-- EXTRACTED DATA follows --
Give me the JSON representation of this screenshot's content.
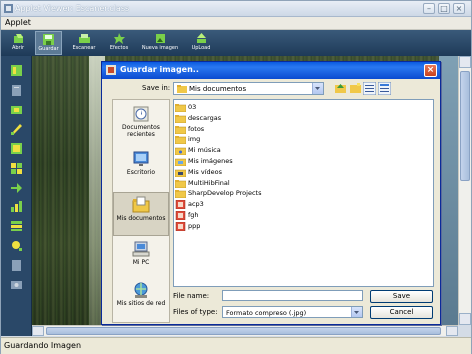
{
  "window": {
    "title": "Applet Viewer: Escaner.class"
  },
  "menu": {
    "items": [
      "Applet"
    ]
  },
  "toolbar": {
    "buttons": [
      {
        "label": "Abrir",
        "icon": "open-icon"
      },
      {
        "label": "Guardar",
        "icon": "save-icon",
        "active": true
      },
      {
        "label": "Escanear",
        "icon": "scan-icon"
      },
      {
        "label": "Efectos",
        "icon": "effects-icon"
      },
      {
        "label": "Nueva imagen",
        "icon": "new-image-icon"
      },
      {
        "label": "UpLoad",
        "icon": "upload-icon"
      }
    ]
  },
  "status": {
    "text": "Guardando Imagen"
  },
  "dialog": {
    "title": "Guardar imagen..",
    "save_in_label": "Save in:",
    "save_in_value": "Mis documentos",
    "places": [
      {
        "label": "Documentos recientes",
        "icon": "recent-documents-icon"
      },
      {
        "label": "Escritorio",
        "icon": "desktop-icon"
      },
      {
        "label": "Mis documentos",
        "icon": "my-documents-icon",
        "selected": true
      },
      {
        "label": "Mi PC",
        "icon": "my-computer-icon"
      },
      {
        "label": "Mis sitios de red",
        "icon": "network-places-icon"
      }
    ],
    "files": [
      {
        "name": "03",
        "type": "folder"
      },
      {
        "name": "descargas",
        "type": "folder"
      },
      {
        "name": "fotos",
        "type": "folder"
      },
      {
        "name": "img",
        "type": "folder"
      },
      {
        "name": "Mi música",
        "type": "music-folder"
      },
      {
        "name": "Mis imágenes",
        "type": "pictures-folder"
      },
      {
        "name": "Mis vídeos",
        "type": "video-folder"
      },
      {
        "name": "MultiHibFinal",
        "type": "folder"
      },
      {
        "name": "SharpDevelop Projects",
        "type": "folder"
      },
      {
        "name": "acp3",
        "type": "file"
      },
      {
        "name": "fgh",
        "type": "file"
      },
      {
        "name": "ppp",
        "type": "file"
      }
    ],
    "filename_label": "File name:",
    "filename_value": "",
    "filetype_label": "Files of type:",
    "filetype_value": "Formato compreso (.jpg)",
    "save_label": "Save",
    "cancel_label": "Cancel"
  },
  "colors": {
    "toolbar": "#2a4868",
    "dialog_title": "#0a5ae0",
    "dialog_bg": "#ece9d8"
  }
}
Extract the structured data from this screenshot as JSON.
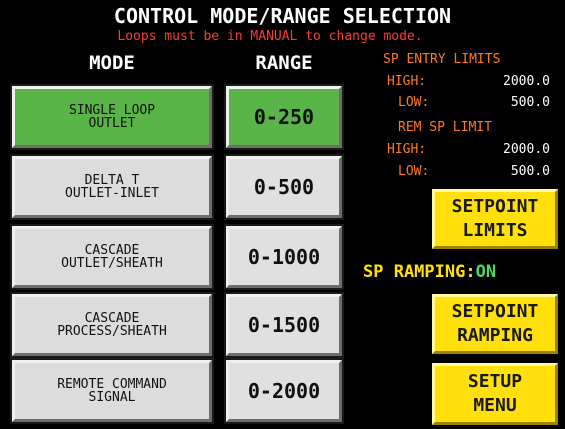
{
  "header": {
    "title": "CONTROL MODE/RANGE SELECTION",
    "warning": "Loops must be in MANUAL to change mode."
  },
  "columns": {
    "mode": "MODE",
    "range": "RANGE"
  },
  "modes": [
    {
      "line1": "SINGLE LOOP",
      "line2": "OUTLET",
      "selected": true
    },
    {
      "line1": "DELTA T",
      "line2": "OUTLET-INLET",
      "selected": false
    },
    {
      "line1": "CASCADE",
      "line2": "OUTLET/SHEATH",
      "selected": false
    },
    {
      "line1": "CASCADE",
      "line2": "PROCESS/SHEATH",
      "selected": false
    },
    {
      "line1": "REMOTE COMMAND",
      "line2": "SIGNAL",
      "selected": false
    }
  ],
  "ranges": [
    {
      "label": "0-250",
      "selected": true
    },
    {
      "label": "0-500",
      "selected": false
    },
    {
      "label": "0-1000",
      "selected": false
    },
    {
      "label": "0-1500",
      "selected": false
    },
    {
      "label": "0-2000",
      "selected": false
    }
  ],
  "sp_entry_limits": {
    "title": "SP ENTRY LIMITS",
    "high_label": "HIGH:",
    "high_value": "2000.0",
    "low_label": "LOW:",
    "low_value": "500.0"
  },
  "rem_sp_limit": {
    "title": "REM SP LIMIT",
    "high_label": "HIGH:",
    "high_value": "2000.0",
    "low_label": "LOW:",
    "low_value": "500.0"
  },
  "sp_ramping": {
    "label": "SP RAMPING:",
    "value": "ON"
  },
  "buttons": {
    "setpoint_limits": {
      "line1": "SETPOINT",
      "line2": "LIMITS"
    },
    "setpoint_ramping": {
      "line1": "SETPOINT",
      "line2": "RAMPING"
    },
    "setup_menu": {
      "line1": "SETUP",
      "line2": "MENU"
    }
  },
  "colors": {
    "background": "#000000",
    "selected": "#5ab548",
    "button": "#dcdcdc",
    "accent_yellow": "#ffe00a",
    "info_orange": "#ff7a1a",
    "warning_red": "#ff3b30",
    "on_green": "#4cd964"
  }
}
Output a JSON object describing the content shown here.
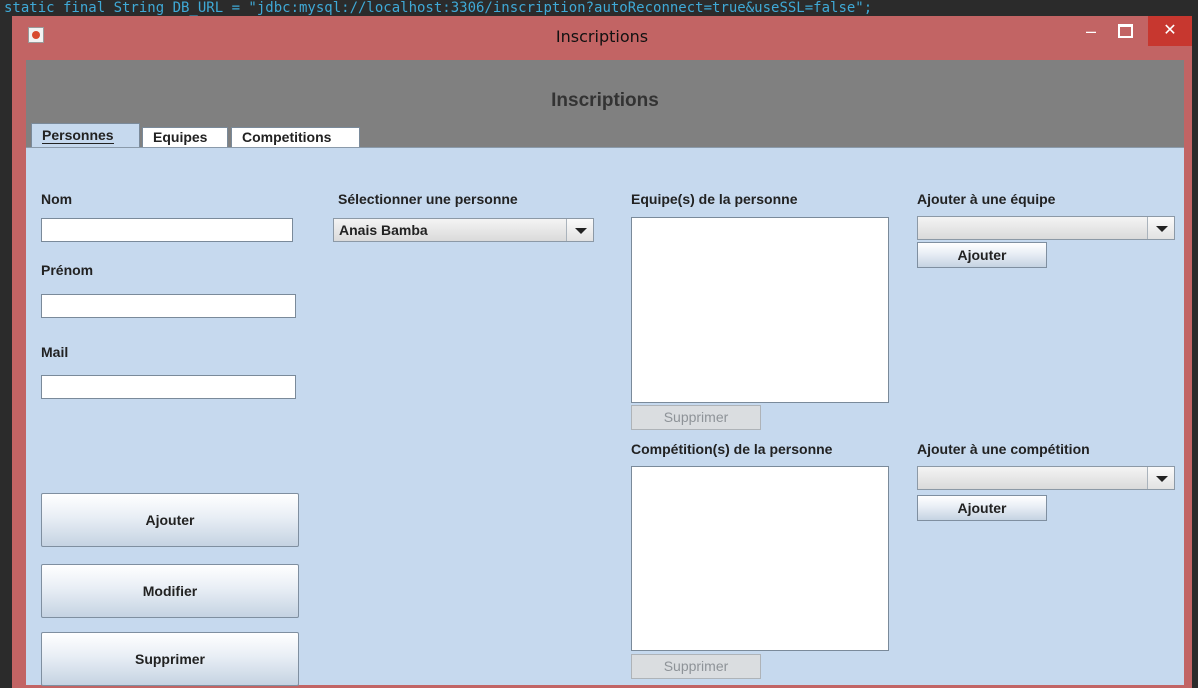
{
  "background_code": "static final String DB_URL = \"jdbc:mysql://localhost:3306/inscription?autoReconnect=true&useSSL=false\";",
  "window": {
    "title": "Inscriptions",
    "controls": {
      "minimize": "–",
      "maximize": "",
      "close": "✕"
    }
  },
  "header": {
    "title": "Inscriptions"
  },
  "tabs": [
    {
      "label": "Personnes",
      "active": true
    },
    {
      "label": "Equipes",
      "active": false
    },
    {
      "label": "Competitions",
      "active": false
    }
  ],
  "form": {
    "nom_label": "Nom",
    "nom_value": "",
    "prenom_label": "Prénom",
    "prenom_value": "",
    "mail_label": "Mail",
    "mail_value": ""
  },
  "person_select": {
    "label": "Sélectionner une personne",
    "selected": "Anais Bamba"
  },
  "teams": {
    "label": "Equipe(s) de la personne",
    "items": [],
    "remove_button": "Supprimer",
    "add_label": "Ajouter à une équipe",
    "add_selected": "",
    "add_button": "Ajouter"
  },
  "competitions": {
    "label": "Compétition(s) de la personne",
    "items": [],
    "remove_button": "Supprimer",
    "add_label": "Ajouter à une compétition",
    "add_selected": "",
    "add_button": "Ajouter"
  },
  "actions": {
    "add": "Ajouter",
    "modify": "Modifier",
    "delete": "Supprimer"
  },
  "colors": {
    "window_border": "#c26464",
    "header_band": "#808080",
    "panel_background": "#c6d9ee",
    "close_button": "#c7372f"
  }
}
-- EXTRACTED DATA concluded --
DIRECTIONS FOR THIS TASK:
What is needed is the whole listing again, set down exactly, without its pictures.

RESULT:
Give me the JSON representation of this screenshot's content.
{
  "window": {
    "title": "Applet Viewer: Escaner.class"
  },
  "menu": {
    "items": [
      "Applet"
    ]
  },
  "toolbar": {
    "buttons": [
      {
        "label": "Abrir",
        "icon": "open-icon"
      },
      {
        "label": "Guardar",
        "icon": "save-icon",
        "active": true
      },
      {
        "label": "Escanear",
        "icon": "scan-icon"
      },
      {
        "label": "Efectos",
        "icon": "effects-icon"
      },
      {
        "label": "Nueva imagen",
        "icon": "new-image-icon"
      },
      {
        "label": "UpLoad",
        "icon": "upload-icon"
      }
    ]
  },
  "status": {
    "text": "Guardando Imagen"
  },
  "dialog": {
    "title": "Guardar imagen..",
    "save_in_label": "Save in:",
    "save_in_value": "Mis documentos",
    "places": [
      {
        "label": "Documentos recientes",
        "icon": "recent-documents-icon"
      },
      {
        "label": "Escritorio",
        "icon": "desktop-icon"
      },
      {
        "label": "Mis documentos",
        "icon": "my-documents-icon",
        "selected": true
      },
      {
        "label": "Mi PC",
        "icon": "my-computer-icon"
      },
      {
        "label": "Mis sitios de red",
        "icon": "network-places-icon"
      }
    ],
    "files": [
      {
        "name": "03",
        "type": "folder"
      },
      {
        "name": "descargas",
        "type": "folder"
      },
      {
        "name": "fotos",
        "type": "folder"
      },
      {
        "name": "img",
        "type": "folder"
      },
      {
        "name": "Mi música",
        "type": "music-folder"
      },
      {
        "name": "Mis imágenes",
        "type": "pictures-folder"
      },
      {
        "name": "Mis vídeos",
        "type": "video-folder"
      },
      {
        "name": "MultiHibFinal",
        "type": "folder"
      },
      {
        "name": "SharpDevelop Projects",
        "type": "folder"
      },
      {
        "name": "acp3",
        "type": "file"
      },
      {
        "name": "fgh",
        "type": "file"
      },
      {
        "name": "ppp",
        "type": "file"
      }
    ],
    "filename_label": "File name:",
    "filename_value": "",
    "filetype_label": "Files of type:",
    "filetype_value": "Formato compreso (.jpg)",
    "save_label": "Save",
    "cancel_label": "Cancel"
  },
  "colors": {
    "toolbar": "#2a4868",
    "dialog_title": "#0a5ae0",
    "dialog_bg": "#ece9d8"
  }
}
Extract the structured data from this screenshot as JSON.
{
  "header": {
    "title": "CONTROL MODE/RANGE SELECTION",
    "warning": "Loops must be in MANUAL to change mode."
  },
  "columns": {
    "mode": "MODE",
    "range": "RANGE"
  },
  "modes": [
    {
      "line1": "SINGLE LOOP",
      "line2": "OUTLET",
      "selected": true
    },
    {
      "line1": "DELTA T",
      "line2": "OUTLET-INLET",
      "selected": false
    },
    {
      "line1": "CASCADE",
      "line2": "OUTLET/SHEATH",
      "selected": false
    },
    {
      "line1": "CASCADE",
      "line2": "PROCESS/SHEATH",
      "selected": false
    },
    {
      "line1": "REMOTE COMMAND",
      "line2": "SIGNAL",
      "selected": false
    }
  ],
  "ranges": [
    {
      "label": "0-250",
      "selected": true
    },
    {
      "label": "0-500",
      "selected": false
    },
    {
      "label": "0-1000",
      "selected": false
    },
    {
      "label": "0-1500",
      "selected": false
    },
    {
      "label": "0-2000",
      "selected": false
    }
  ],
  "sp_entry_limits": {
    "title": "SP ENTRY LIMITS",
    "high_label": "HIGH:",
    "high_value": "2000.0",
    "low_label": "LOW:",
    "low_value": "500.0"
  },
  "rem_sp_limit": {
    "title": "REM SP LIMIT",
    "high_label": "HIGH:",
    "high_value": "2000.0",
    "low_label": "LOW:",
    "low_value": "500.0"
  },
  "sp_ramping": {
    "label": "SP RAMPING:",
    "value": "ON"
  },
  "buttons": {
    "setpoint_limits": {
      "line1": "SETPOINT",
      "line2": "LIMITS"
    },
    "setpoint_ramping": {
      "line1": "SETPOINT",
      "line2": "RAMPING"
    },
    "setup_menu": {
      "line1": "SETUP",
      "line2": "MENU"
    }
  },
  "colors": {
    "background": "#000000",
    "selected": "#5ab548",
    "button": "#dcdcdc",
    "accent_yellow": "#ffe00a",
    "info_orange": "#ff7a1a",
    "warning_red": "#ff3b30",
    "on_green": "#4cd964"
  }
}
Output a JSON object describing the content shown here.
{
  "background_code": "static final String DB_URL = \"jdbc:mysql://localhost:3306/inscription?autoReconnect=true&useSSL=false\";",
  "window": {
    "title": "Inscriptions",
    "controls": {
      "minimize": "–",
      "maximize": "",
      "close": "✕"
    }
  },
  "header": {
    "title": "Inscriptions"
  },
  "tabs": [
    {
      "label": "Personnes",
      "active": true
    },
    {
      "label": "Equipes",
      "active": false
    },
    {
      "label": "Competitions",
      "active": false
    }
  ],
  "form": {
    "nom_label": "Nom",
    "nom_value": "",
    "prenom_label": "Prénom",
    "prenom_value": "",
    "mail_label": "Mail",
    "mail_value": ""
  },
  "person_select": {
    "label": "Sélectionner une personne",
    "selected": "Anais Bamba"
  },
  "teams": {
    "label": "Equipe(s) de la personne",
    "items": [],
    "remove_button": "Supprimer",
    "add_label": "Ajouter à une équipe",
    "add_selected": "",
    "add_button": "Ajouter"
  },
  "competitions": {
    "label": "Compétition(s) de la personne",
    "items": [],
    "remove_button": "Supprimer",
    "add_label": "Ajouter à une compétition",
    "add_selected": "",
    "add_button": "Ajouter"
  },
  "actions": {
    "add": "Ajouter",
    "modify": "Modifier",
    "delete": "Supprimer"
  },
  "colors": {
    "window_border": "#c26464",
    "header_band": "#808080",
    "panel_background": "#c6d9ee",
    "close_button": "#c7372f"
  }
}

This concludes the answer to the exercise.